(Task details): What is the number of lines in these entries that contain "JSON"? State it alone.
Source material: Begin
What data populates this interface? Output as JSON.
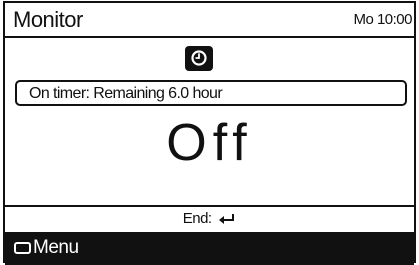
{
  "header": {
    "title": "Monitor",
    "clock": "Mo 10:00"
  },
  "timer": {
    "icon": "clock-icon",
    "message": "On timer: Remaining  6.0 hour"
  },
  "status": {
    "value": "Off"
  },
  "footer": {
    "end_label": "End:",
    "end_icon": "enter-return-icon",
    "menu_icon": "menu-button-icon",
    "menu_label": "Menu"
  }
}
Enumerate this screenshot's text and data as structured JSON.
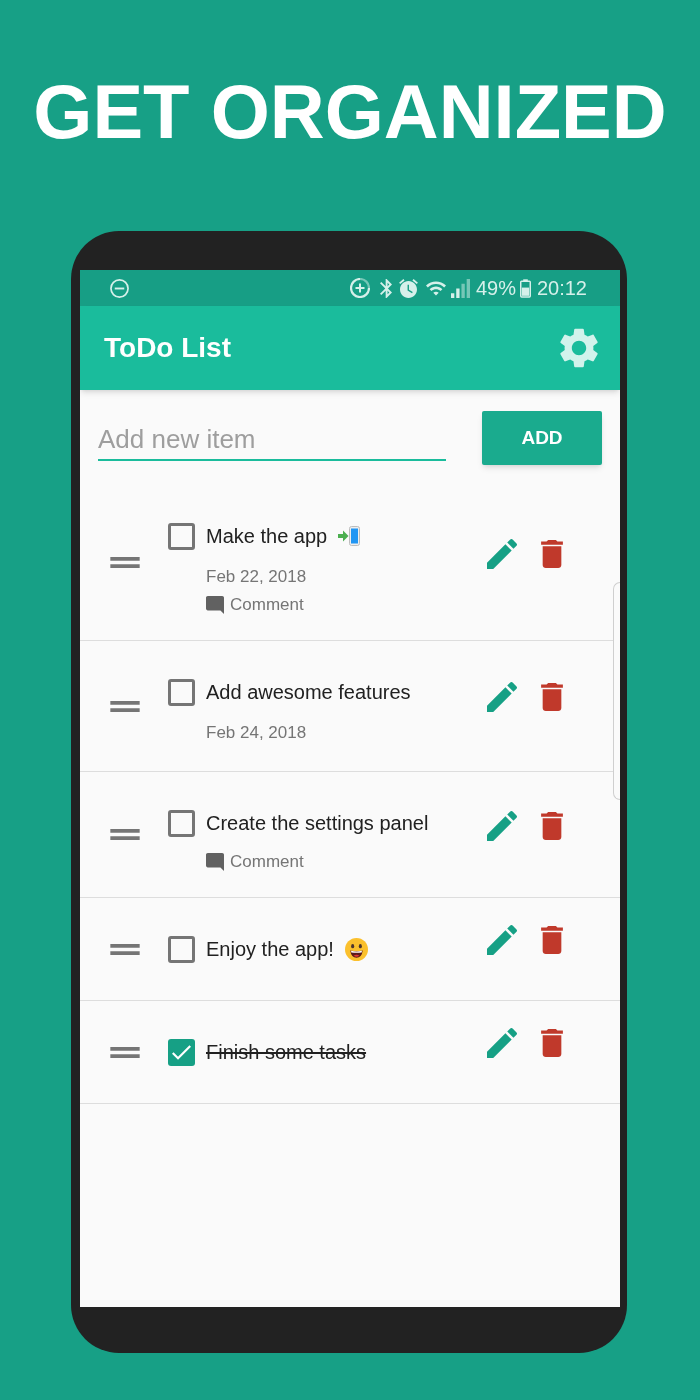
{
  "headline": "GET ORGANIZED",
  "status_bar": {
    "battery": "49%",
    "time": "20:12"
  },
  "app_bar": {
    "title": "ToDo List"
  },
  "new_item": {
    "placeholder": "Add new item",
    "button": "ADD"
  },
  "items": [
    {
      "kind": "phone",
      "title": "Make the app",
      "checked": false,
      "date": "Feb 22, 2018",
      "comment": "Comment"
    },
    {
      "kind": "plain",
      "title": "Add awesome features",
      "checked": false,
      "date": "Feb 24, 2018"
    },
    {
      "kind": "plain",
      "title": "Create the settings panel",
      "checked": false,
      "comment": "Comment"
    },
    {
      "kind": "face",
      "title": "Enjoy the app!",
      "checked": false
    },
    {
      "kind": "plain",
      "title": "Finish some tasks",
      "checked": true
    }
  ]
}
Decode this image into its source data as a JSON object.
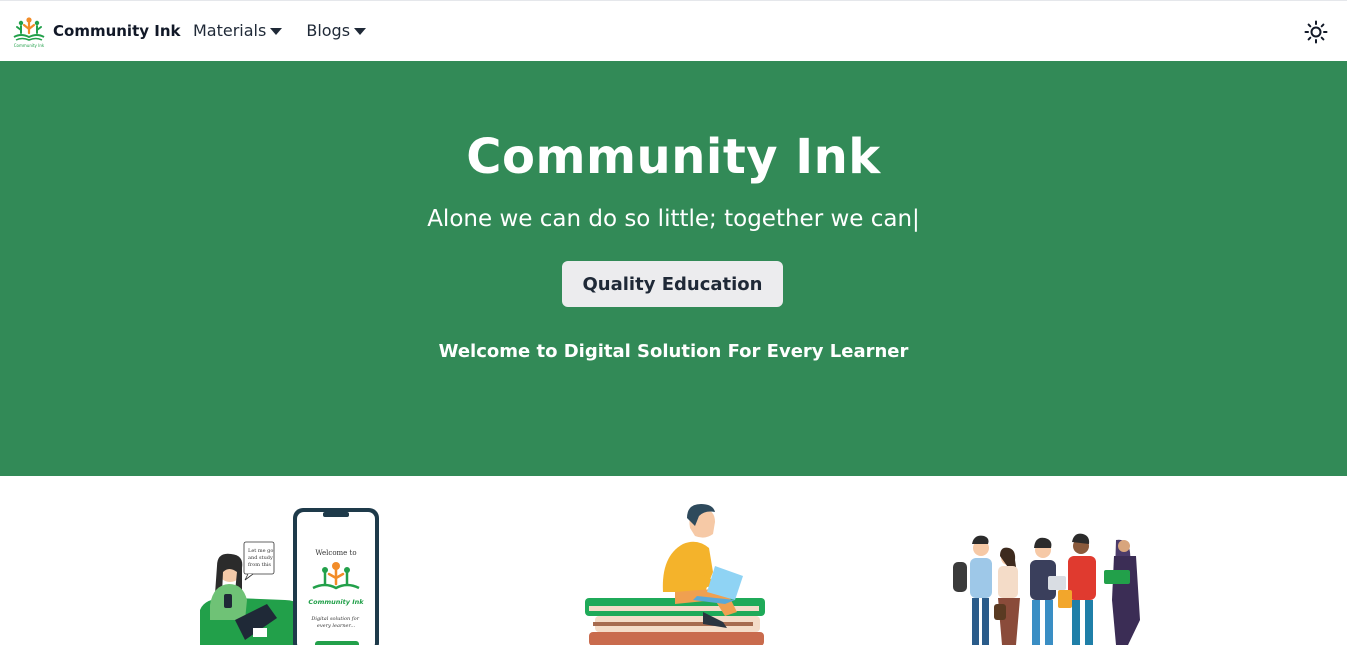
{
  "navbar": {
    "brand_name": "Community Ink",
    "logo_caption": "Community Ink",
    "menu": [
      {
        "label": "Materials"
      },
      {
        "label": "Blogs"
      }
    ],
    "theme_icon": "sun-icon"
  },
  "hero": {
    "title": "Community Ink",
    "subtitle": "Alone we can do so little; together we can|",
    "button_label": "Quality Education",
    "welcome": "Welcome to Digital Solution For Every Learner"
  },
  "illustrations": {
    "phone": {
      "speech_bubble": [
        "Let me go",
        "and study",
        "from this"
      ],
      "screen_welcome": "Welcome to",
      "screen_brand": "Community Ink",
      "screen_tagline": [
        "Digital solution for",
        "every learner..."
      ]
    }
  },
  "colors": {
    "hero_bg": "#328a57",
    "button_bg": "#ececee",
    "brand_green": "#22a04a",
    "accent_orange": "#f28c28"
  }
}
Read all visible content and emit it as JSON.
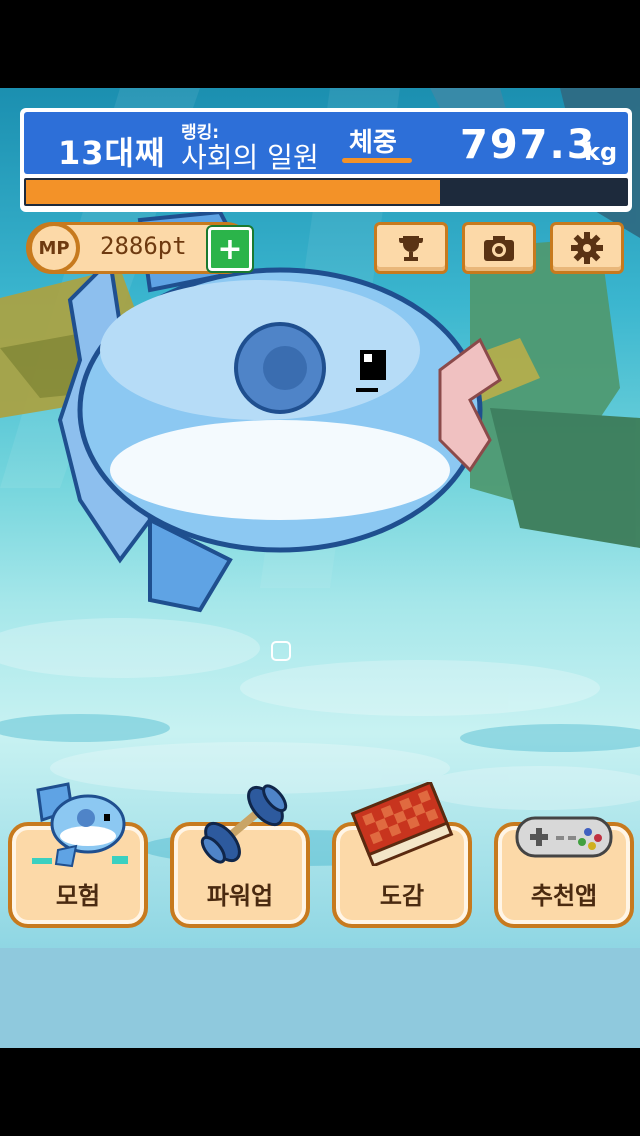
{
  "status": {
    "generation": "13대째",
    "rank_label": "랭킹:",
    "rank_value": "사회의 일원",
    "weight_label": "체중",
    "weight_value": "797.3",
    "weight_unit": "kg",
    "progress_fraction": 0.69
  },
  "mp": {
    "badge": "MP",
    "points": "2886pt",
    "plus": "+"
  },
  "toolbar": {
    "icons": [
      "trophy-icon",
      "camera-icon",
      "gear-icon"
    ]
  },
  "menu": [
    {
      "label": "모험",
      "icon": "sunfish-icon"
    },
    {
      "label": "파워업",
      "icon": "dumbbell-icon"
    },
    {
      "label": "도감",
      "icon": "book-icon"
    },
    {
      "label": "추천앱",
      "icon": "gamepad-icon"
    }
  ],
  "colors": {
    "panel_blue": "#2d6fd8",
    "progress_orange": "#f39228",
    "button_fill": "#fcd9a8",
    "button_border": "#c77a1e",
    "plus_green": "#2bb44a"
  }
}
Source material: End
(The answer): 4